Posted on April 5, 2007 - 9:10am.

from: Capital Times

Robin Stearns: Loss of public access TV not worth deregulation

By Robin Stearns. April 5, 2007

I attended the March 27 hearing on "deregulating" cable TV in Wisconsin. I had been asked to speak in defense of public access television. This so-called video competition bill will require public, educational and government stations to air 12 hours of programming per day, 80 percent of which must be locally produced and not rerun. This alone will destroy community access TV in Wisconsin.

This winter, I had the great fortune to work with Fitchburg Community Access TV to produce four episodes of a television show that focused on the issues surrounding ATC's proposed power lines and the need for an independent study.

This fabulous experience allowed our group to provide information about some very important and complex issues. Many people felt we provided insight that was unavailable through other means.

I added up all the man hours that our band of volunteers and the very talented staff at FacTV put into those productions, and I figure it took close to 200 man-hours to plan, write, schedule, partake in, and produce those four shows that totaled less than five hours of programming. Clearly the programming requirements alone will kill public access television.

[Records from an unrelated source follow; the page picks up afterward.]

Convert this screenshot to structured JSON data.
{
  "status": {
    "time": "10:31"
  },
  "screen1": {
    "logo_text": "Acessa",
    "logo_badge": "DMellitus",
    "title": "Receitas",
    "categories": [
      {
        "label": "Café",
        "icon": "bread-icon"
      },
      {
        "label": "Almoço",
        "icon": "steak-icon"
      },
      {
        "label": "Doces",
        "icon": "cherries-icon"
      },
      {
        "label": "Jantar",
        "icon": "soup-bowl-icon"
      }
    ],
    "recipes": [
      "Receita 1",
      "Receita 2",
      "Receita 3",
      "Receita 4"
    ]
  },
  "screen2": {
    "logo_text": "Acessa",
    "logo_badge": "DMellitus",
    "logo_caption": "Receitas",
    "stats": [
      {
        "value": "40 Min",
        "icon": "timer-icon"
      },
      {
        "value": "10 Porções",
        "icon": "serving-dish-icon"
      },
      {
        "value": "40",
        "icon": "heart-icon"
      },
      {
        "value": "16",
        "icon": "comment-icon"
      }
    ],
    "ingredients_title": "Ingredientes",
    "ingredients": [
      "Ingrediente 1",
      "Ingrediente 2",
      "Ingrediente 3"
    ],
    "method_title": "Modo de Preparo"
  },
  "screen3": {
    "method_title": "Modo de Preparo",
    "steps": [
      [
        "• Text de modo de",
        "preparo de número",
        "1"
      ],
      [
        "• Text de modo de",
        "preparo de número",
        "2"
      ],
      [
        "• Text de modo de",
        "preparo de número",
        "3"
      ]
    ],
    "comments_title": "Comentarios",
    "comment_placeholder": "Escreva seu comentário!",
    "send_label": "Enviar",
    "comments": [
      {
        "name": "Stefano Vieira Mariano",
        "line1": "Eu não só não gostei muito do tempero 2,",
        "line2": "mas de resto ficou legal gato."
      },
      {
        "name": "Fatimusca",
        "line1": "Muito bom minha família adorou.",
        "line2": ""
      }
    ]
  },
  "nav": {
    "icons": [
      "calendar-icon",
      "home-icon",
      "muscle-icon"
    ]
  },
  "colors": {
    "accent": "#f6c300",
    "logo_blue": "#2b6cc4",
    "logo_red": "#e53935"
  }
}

Losing public access television will silence the voice of the people. Community access television is one of the last vestiges of truly free speech in this country. With more of our media being controlled by huge corporations, and more of our government officials being controlled by special interests, public, educational and government television is one of the few places where real people, without piles of money or Hollywood good looks, can give voice to non-commercial viewpoints.

The silencing of the public is certainly reason enough to reject this bill, but there is an even more important reason to protect public access television. These channels enable the public to watch, from the comfort and safety of their own homes, their local politicians in action. Most cable access stations provide the only coverage and documentation of the proceedings of local government meetings. Taking away public, educational and government television takes away one of our most important government watchdogs, and the public's ability to know.

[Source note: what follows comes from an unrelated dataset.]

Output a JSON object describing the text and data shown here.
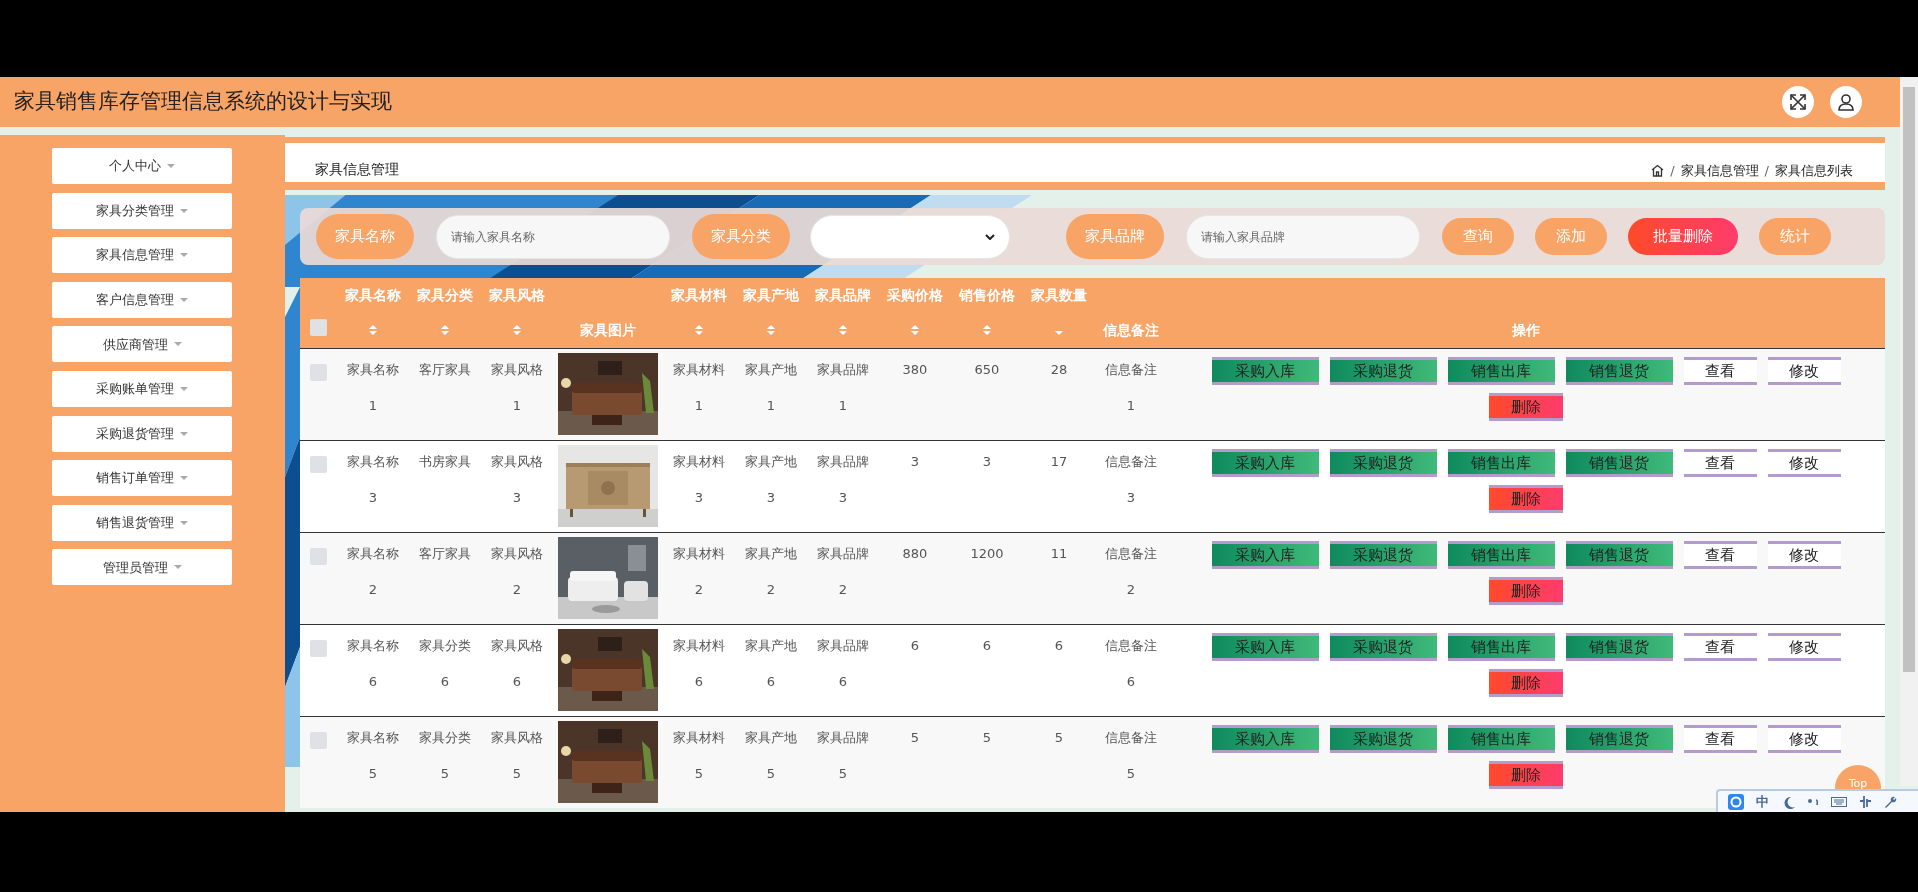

This is a true assault on our democratic process.

But why would organizations like AT&T, the primary lobbyist and beneficiary of this crazy bill, want to remove our access to our own government?

Anyone who survived the standing-room-only crowd for the March 27 circus at the Capitol understands: It is much easier for politicians to push through bad legislation and trade away consumer rights if they can rid themselves of observant voters.

Make no mistake: This is bad legislation. Reps. Phil Montgomery and Mike Huebsch, the bill's sponsors, would have the public believe that this bill will improve customer service. But this disingenuous statement is self-contradicted by the loss of public access television. I was raised to believe that competition and democracy go hand-in-hand. This should not be an either/or question. Those who are making it so are doing us a grave disservice.

Public access television is our voice and our eyes. We should proceed with extreme caution before we lose this precious gift.

Robin Stearns is the executive director of Little City Kids. She lives in Waunakee.

Published: April 4, 2007

( categories: State Franchises | WISCONSIN )